**Description of the task:**
Say how many lines in the records contain "pass". The reply must consist of the number alone.

══════════════════════════════

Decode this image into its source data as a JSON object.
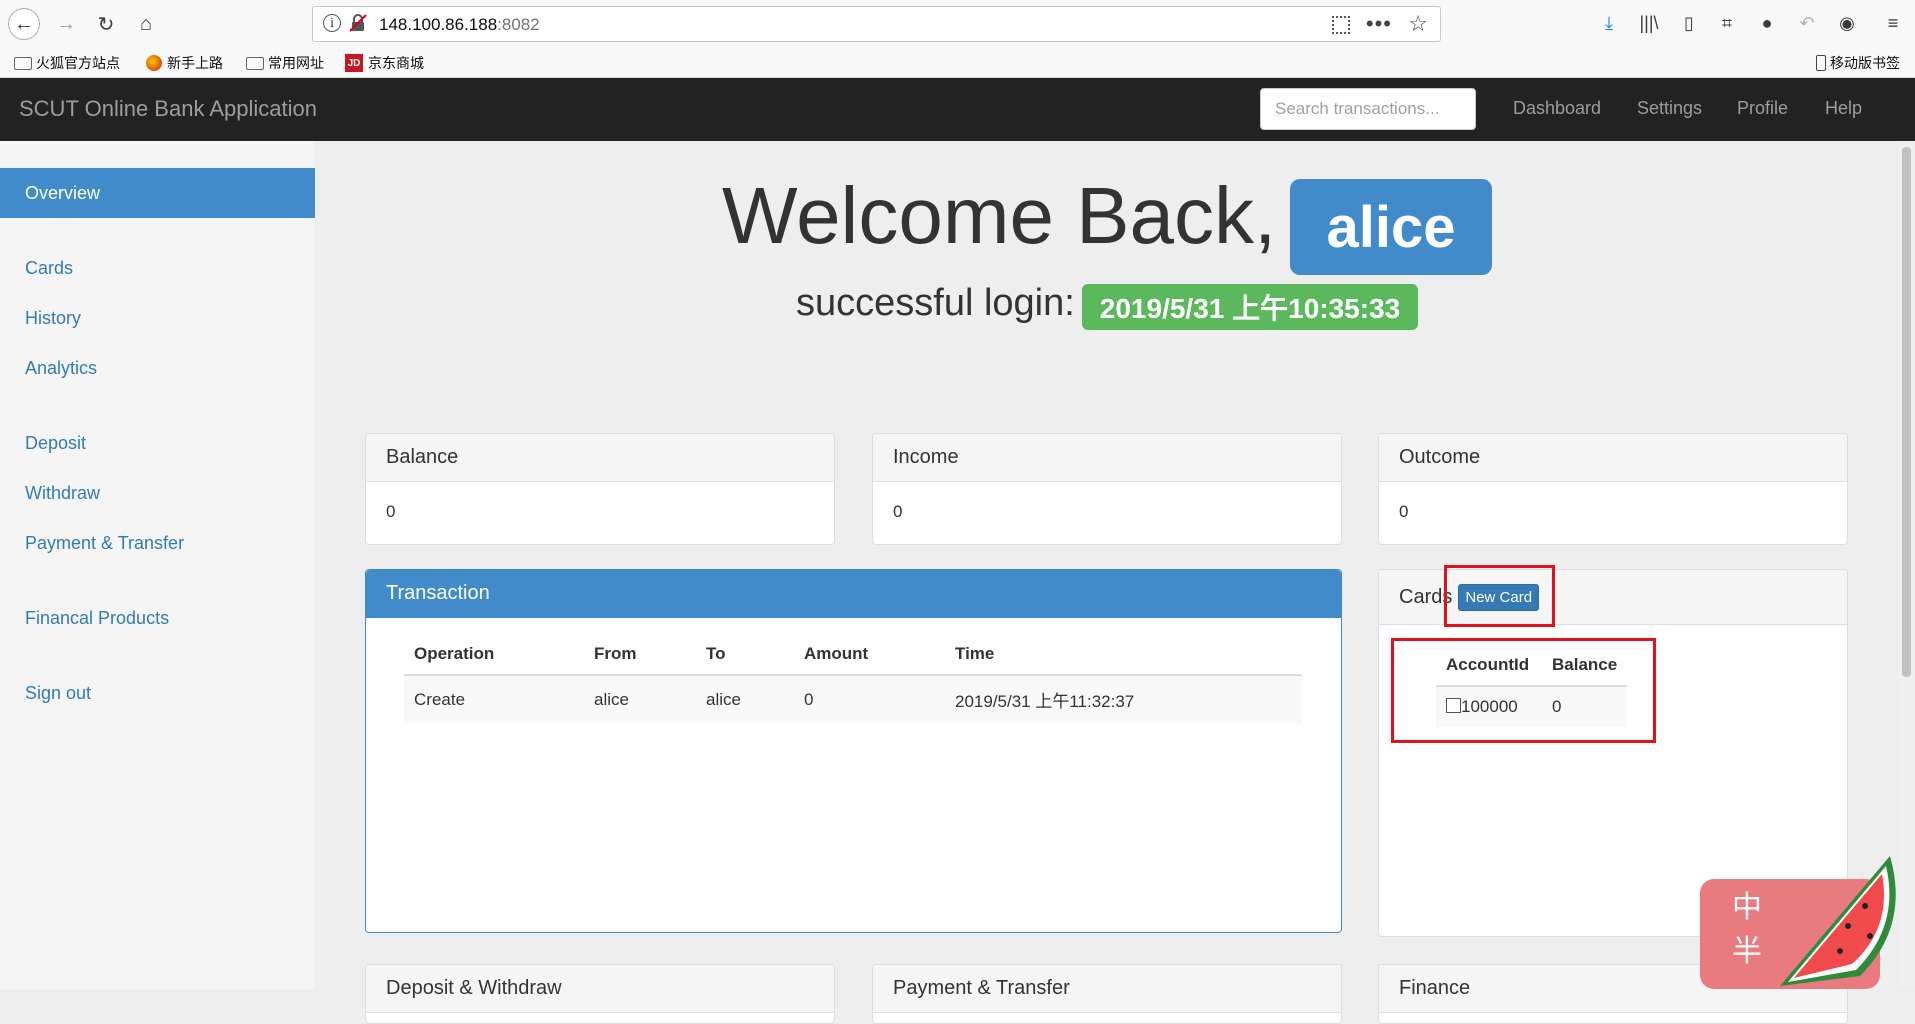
{
  "browser": {
    "url_host": "148.100.86.188",
    "url_port": ":8082",
    "bookmarks": [
      "火狐官方站点",
      "新手上路",
      "常用网址",
      "京东商城"
    ],
    "mobile_bookmarks": "移动版书签"
  },
  "navbar": {
    "brand": "SCUT Online Bank Application",
    "search_placeholder": "Search transactions...",
    "links": [
      "Dashboard",
      "Settings",
      "Profile",
      "Help"
    ]
  },
  "sidebar": {
    "items": [
      "Overview",
      "Cards",
      "History",
      "Analytics",
      "Deposit",
      "Withdraw",
      "Payment & Transfer",
      "Financal Products",
      "Sign out"
    ]
  },
  "welcome": {
    "greeting": "Welcome Back,",
    "username": "alice",
    "login_label": "successful login:",
    "login_time": "2019/5/31 上午10:35:33"
  },
  "summary": [
    {
      "title": "Balance",
      "value": "0"
    },
    {
      "title": "Income",
      "value": "0"
    },
    {
      "title": "Outcome",
      "value": "0"
    }
  ],
  "transaction": {
    "title": "Transaction",
    "columns": [
      "Operation",
      "From",
      "To",
      "Amount",
      "Time"
    ],
    "rows": [
      [
        "Create",
        "alice",
        "alice",
        "0",
        "2019/5/31 上午11:32:37"
      ]
    ]
  },
  "cards": {
    "title": "Cards",
    "new_card_label": "New Card",
    "columns": [
      "AccountId",
      "Balance"
    ],
    "rows": [
      [
        "100000",
        "0"
      ]
    ]
  },
  "bottom_panels": [
    "Deposit & Withdraw",
    "Payment & Transfer",
    "Finance"
  ],
  "sticker": {
    "text_line1": "中",
    "text_line2": "半"
  },
  "colors": {
    "primary": "#428bca",
    "success": "#5cb85c",
    "navbar": "#222222",
    "highlight": "#e0121a"
  }
}
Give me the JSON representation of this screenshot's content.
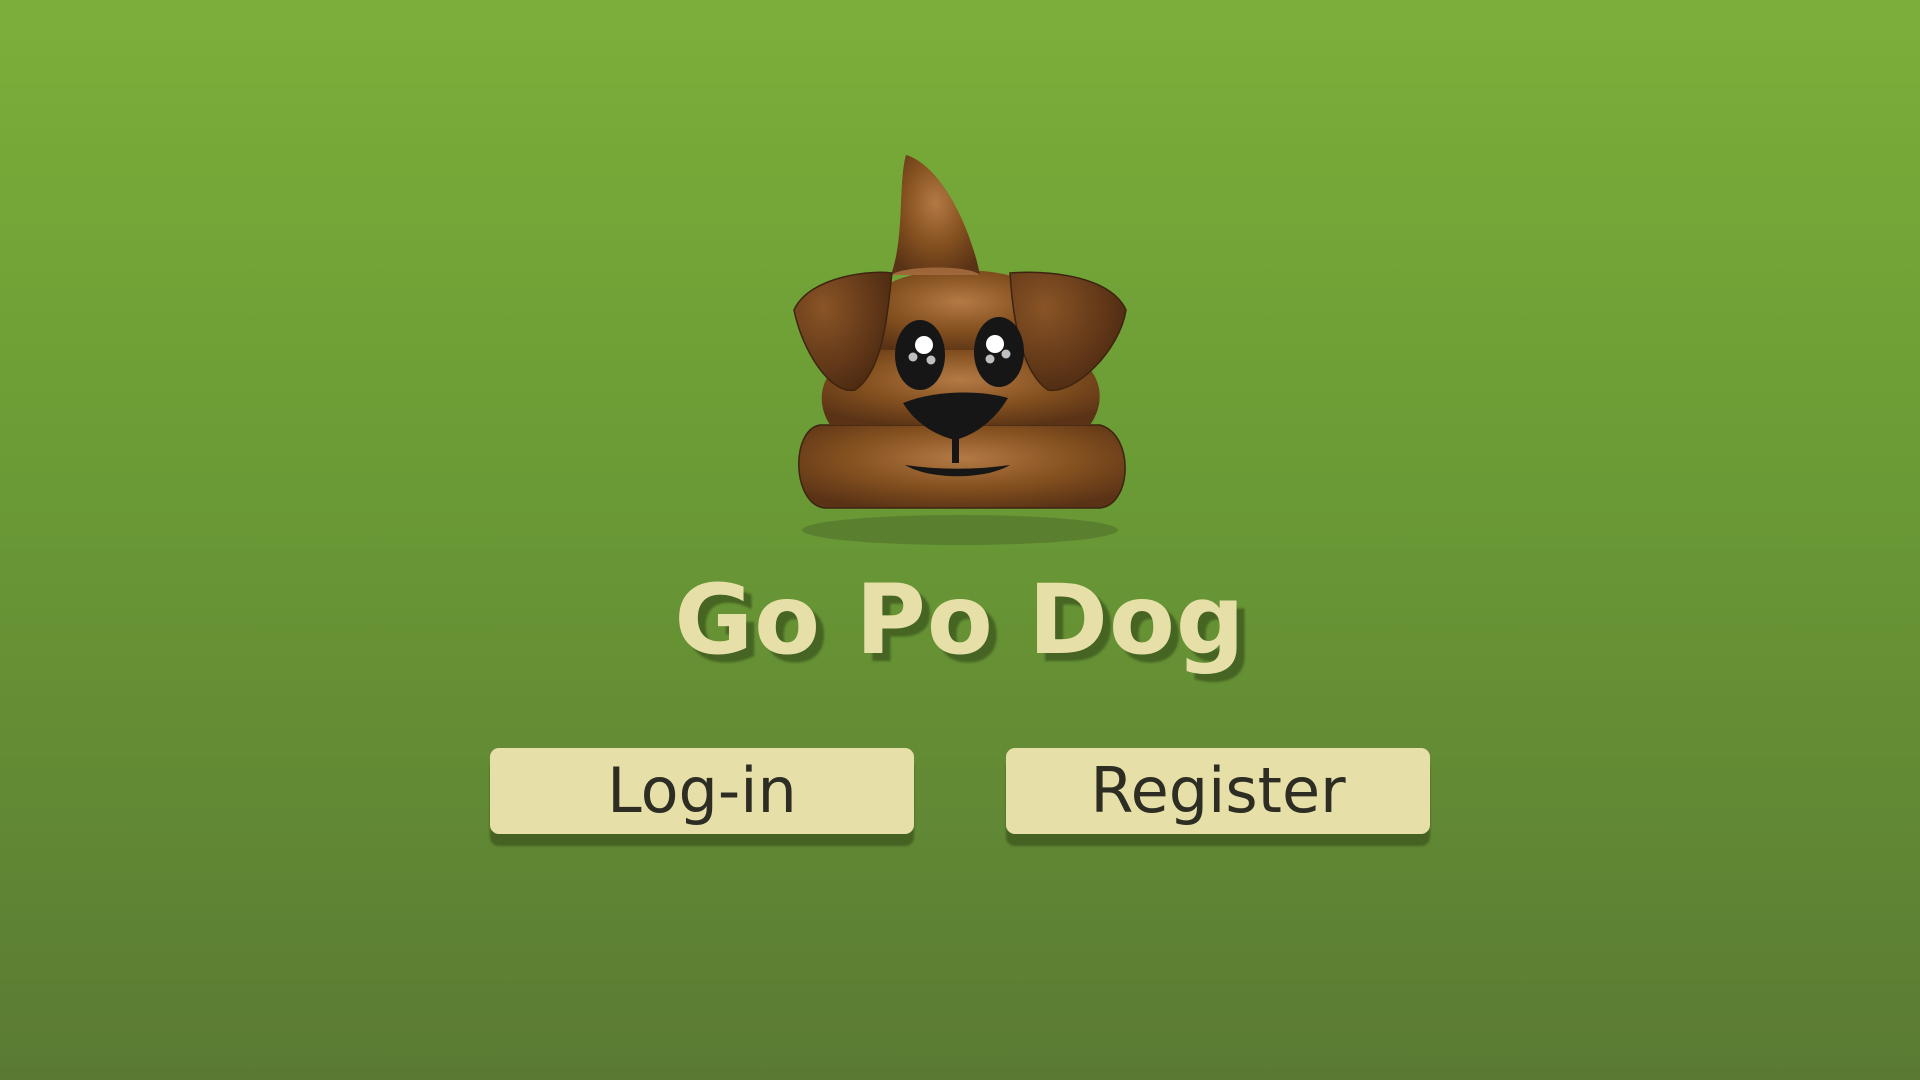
{
  "app": {
    "title": "Go Po Dog",
    "logo_icon": "poop-dog-icon"
  },
  "actions": {
    "login_label": "Log-in",
    "register_label": "Register"
  },
  "colors": {
    "background_top": "#7caf3a",
    "background_bottom": "#5a7a33",
    "accent": "#e6e0a8",
    "button_text": "#2d2d24",
    "logo_brown": "#7a4a22"
  }
}
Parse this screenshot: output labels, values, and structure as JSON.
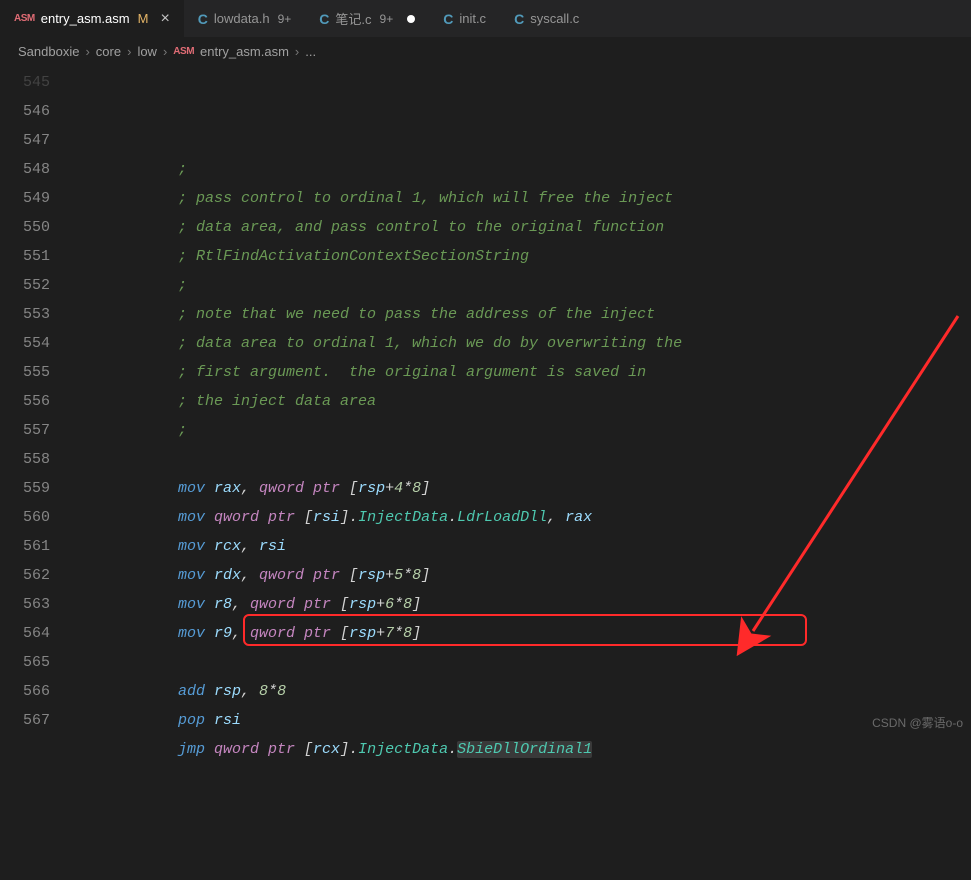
{
  "tabs": [
    {
      "icon": "ASM",
      "name": "entry_asm.asm",
      "modified": "M",
      "active": true,
      "close": "×"
    },
    {
      "icon": "C",
      "name": "lowdata.h",
      "badge": "9+"
    },
    {
      "icon": "C",
      "name": "笔记.c",
      "badge": "9+",
      "dirty": true
    },
    {
      "icon": "C",
      "name": "init.c"
    },
    {
      "icon": "C",
      "name": "syscall.c"
    }
  ],
  "breadcrumbs": {
    "parts": [
      "Sandboxie",
      "core",
      "low",
      "entry_asm.asm",
      "..."
    ],
    "sep": "›",
    "icon_at": 3
  },
  "gutter": [
    "545",
    "546",
    "547",
    "548",
    "549",
    "550",
    "551",
    "552",
    "553",
    "554",
    "555",
    "556",
    "557",
    "558",
    "559",
    "560",
    "561",
    "562",
    "563",
    "564",
    "565",
    "566",
    "567"
  ],
  "lines": [
    {
      "t": "c",
      "s": ";"
    },
    {
      "t": "c",
      "s": "; pass control to ordinal 1, which will free the inject"
    },
    {
      "t": "c",
      "s": "; data area, and pass control to the original function"
    },
    {
      "t": "c",
      "s": "; RtlFindActivationContextSectionString"
    },
    {
      "t": "c",
      "s": ";"
    },
    {
      "t": "c",
      "s": "; note that we need to pass the address of the inject"
    },
    {
      "t": "c",
      "s": "; data area to ordinal 1, which we do by overwriting the"
    },
    {
      "t": "c",
      "s": "; first argument.  the original argument is saved in"
    },
    {
      "t": "c",
      "s": "; the inject data area"
    },
    {
      "t": "c",
      "s": ";"
    },
    {
      "t": "e"
    },
    {
      "t": "i",
      "p": [
        [
          "mov ",
          "m"
        ],
        [
          "rax",
          "r"
        ],
        [
          ", ",
          "p"
        ],
        [
          "qword ptr",
          "k"
        ],
        [
          " [",
          "p"
        ],
        [
          "rsp",
          "r"
        ],
        [
          "+",
          "p"
        ],
        [
          "4",
          "n"
        ],
        [
          "*",
          "p"
        ],
        [
          "8",
          "n"
        ],
        [
          "]",
          "p"
        ]
      ]
    },
    {
      "t": "i",
      "p": [
        [
          "mov ",
          "m"
        ],
        [
          "qword ptr",
          "k"
        ],
        [
          " [",
          "p"
        ],
        [
          "rsi",
          "r"
        ],
        [
          "].",
          "p"
        ],
        [
          "InjectData",
          "mb"
        ],
        [
          ".",
          "p"
        ],
        [
          "LdrLoadDll",
          "mb"
        ],
        [
          ", ",
          "p"
        ],
        [
          "rax",
          "r"
        ]
      ]
    },
    {
      "t": "i",
      "p": [
        [
          "mov ",
          "m"
        ],
        [
          "rcx",
          "r"
        ],
        [
          ", ",
          "p"
        ],
        [
          "rsi",
          "r"
        ]
      ]
    },
    {
      "t": "i",
      "p": [
        [
          "mov ",
          "m"
        ],
        [
          "rdx",
          "r"
        ],
        [
          ", ",
          "p"
        ],
        [
          "qword ptr",
          "k"
        ],
        [
          " [",
          "p"
        ],
        [
          "rsp",
          "r"
        ],
        [
          "+",
          "p"
        ],
        [
          "5",
          "n"
        ],
        [
          "*",
          "p"
        ],
        [
          "8",
          "n"
        ],
        [
          "]",
          "p"
        ]
      ]
    },
    {
      "t": "i",
      "p": [
        [
          "mov ",
          "m"
        ],
        [
          "r8",
          "r"
        ],
        [
          ", ",
          "p"
        ],
        [
          "qword ptr",
          "k"
        ],
        [
          " [",
          "p"
        ],
        [
          "rsp",
          "r"
        ],
        [
          "+",
          "p"
        ],
        [
          "6",
          "n"
        ],
        [
          "*",
          "p"
        ],
        [
          "8",
          "n"
        ],
        [
          "]",
          "p"
        ]
      ]
    },
    {
      "t": "i",
      "p": [
        [
          "mov ",
          "m"
        ],
        [
          "r9",
          "r"
        ],
        [
          ", ",
          "p"
        ],
        [
          "qword ptr",
          "k"
        ],
        [
          " [",
          "p"
        ],
        [
          "rsp",
          "r"
        ],
        [
          "+",
          "p"
        ],
        [
          "7",
          "n"
        ],
        [
          "*",
          "p"
        ],
        [
          "8",
          "n"
        ],
        [
          "]",
          "p"
        ]
      ]
    },
    {
      "t": "e"
    },
    {
      "t": "i",
      "p": [
        [
          "add ",
          "m"
        ],
        [
          "rsp",
          "r"
        ],
        [
          ", ",
          "p"
        ],
        [
          "8",
          "n"
        ],
        [
          "*",
          "p"
        ],
        [
          "8",
          "n"
        ]
      ]
    },
    {
      "t": "i",
      "p": [
        [
          "pop ",
          "m"
        ],
        [
          "rsi",
          "r"
        ]
      ]
    },
    {
      "t": "i",
      "p": [
        [
          "jmp ",
          "m"
        ],
        [
          "qword ptr",
          "k"
        ],
        [
          " [",
          "p"
        ],
        [
          "rcx",
          "r"
        ],
        [
          "].",
          "p"
        ],
        [
          "InjectData",
          "mb"
        ],
        [
          ".",
          "p"
        ],
        [
          "SbieDllOrdinal1",
          "mb",
          true
        ]
      ]
    },
    {
      "t": "e"
    }
  ],
  "watermark": "CSDN @雾语o-o"
}
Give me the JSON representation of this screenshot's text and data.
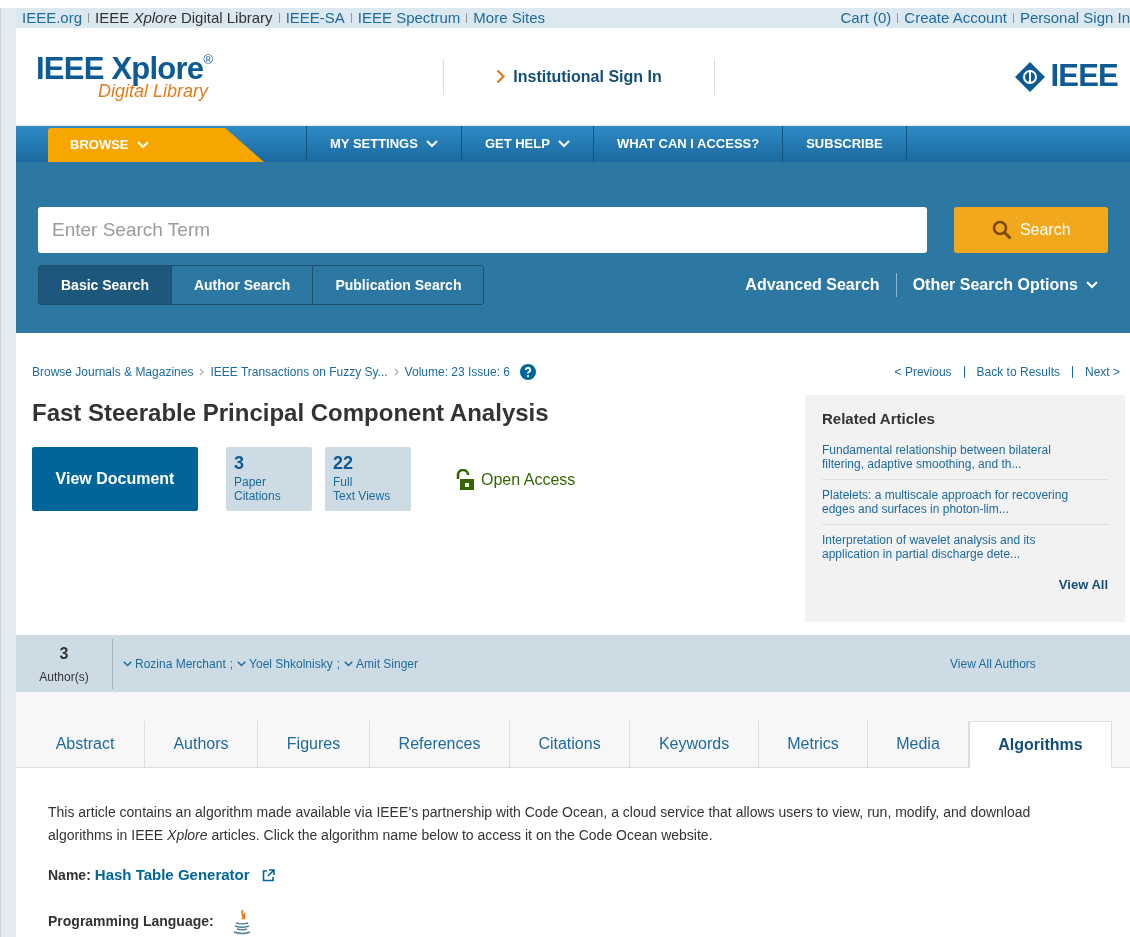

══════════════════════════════

**Result:**
3